In Part 1 of this blog series we discussed what letting agencies do and how to find them, and in Part 2 we talked about how to choose an agent and the process that follows. In this third and final part, we will discuss the various checks that letting agencies often need to carry out on you on behalf of the landlord, as well as highlighting the fees that agencies may charge for certain services they provide.
Letting Agency Check-Ups
One of the mains checks a letting agency may carry out on you is a credit check. This means they will contact a credit reference company and check if you have ever defaulted on any payments such as rent, bills or bank fees. However, the letting agency cannot conduct this credit check without your permission, so they will ask you first. There is usually a fee to be paid for a credit check, but more details on that in the section focused on fees below.
If you have a bad credit history, then all is not lost. It’s possible that the letting agency can offer you a property if you can provide what’s called a ‘guarantor’, who will register as the person who will pay the rent and bills should you not be able to. In the case of young people who may be renting their first property after leaving home and have yet to develop a credit history, then it’s possible that their parents or legal guardian can act as the guarantor.
The letting agency will also check that your stated income is the truth by requesting either payslips or bank statements. You may also be able to provide them with your employment contract as evidence of your income.
Additionally, you may have to provide references from someone you know, such as your employer, to prove you are indeed who you say you are. There is also new legislation that was passed earlier this year which requires letting agents to ask you to prove that you have the right to live in the UK.
Letting Agency Fees
The credit checks that letting agencies carry out cost money, and that fee can be paid by any of the three involved parties (the agency, the landlord or the tenant) depending entirely on the operational structure of the individual letting agency. Some may pay the fee themselves (unlikely), others charge the landlord while others still ask the tenant to pay.
There may be additional fees to pay before moving into a property, as well as other fees once the tenancy agreement had come to an end and needs renewing, or if you are moving out. These kinds of fees vary from agency to agency so simply ask what fees they have which are relevant to you before committing to any contract. The letting agency should then provide you with an itemised list detailing every single possible fee you might have to pay, and the conditions under which the fee is due.

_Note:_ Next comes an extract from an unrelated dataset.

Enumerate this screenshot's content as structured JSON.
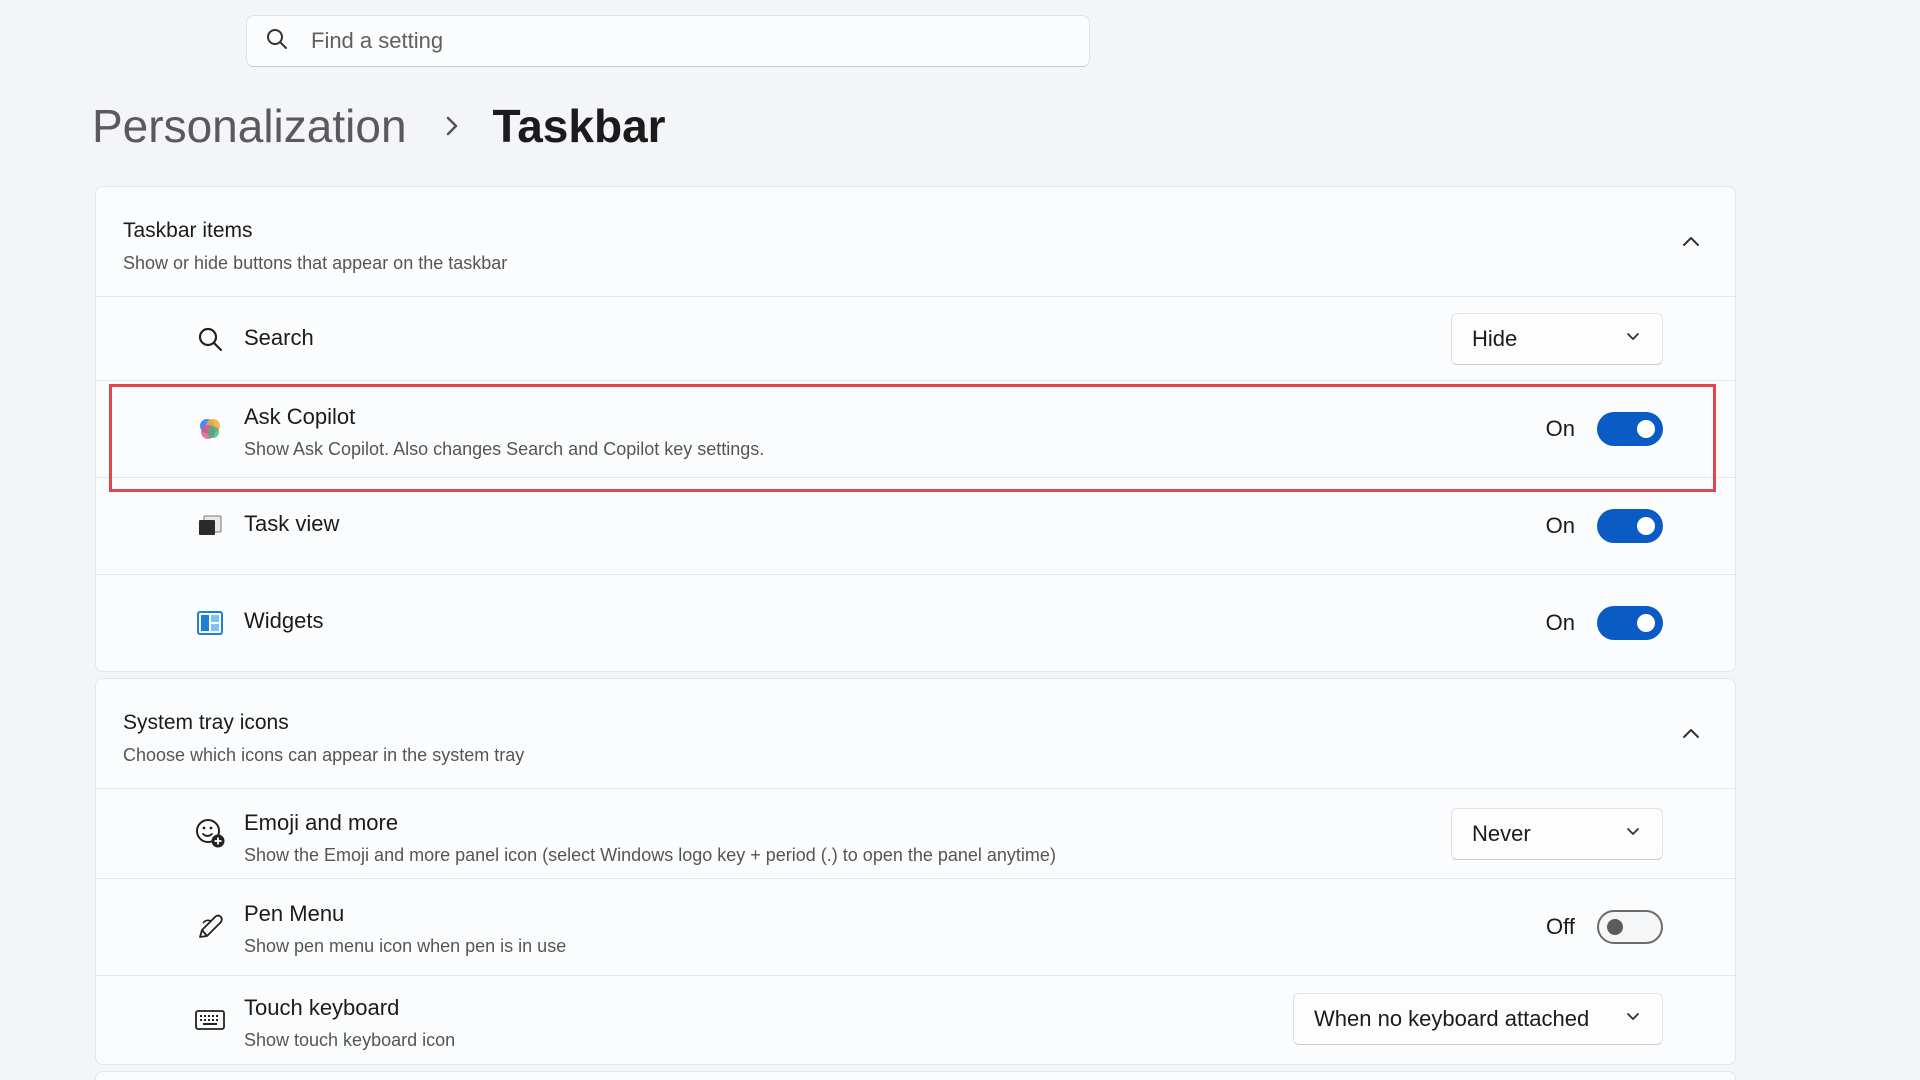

The differences in fees are another good reason to shop around before deciding which letting agency to use. You should also check out Shelter.org for further advice on what kind of fees you can expect and to give you an idea of much you should expect to pay.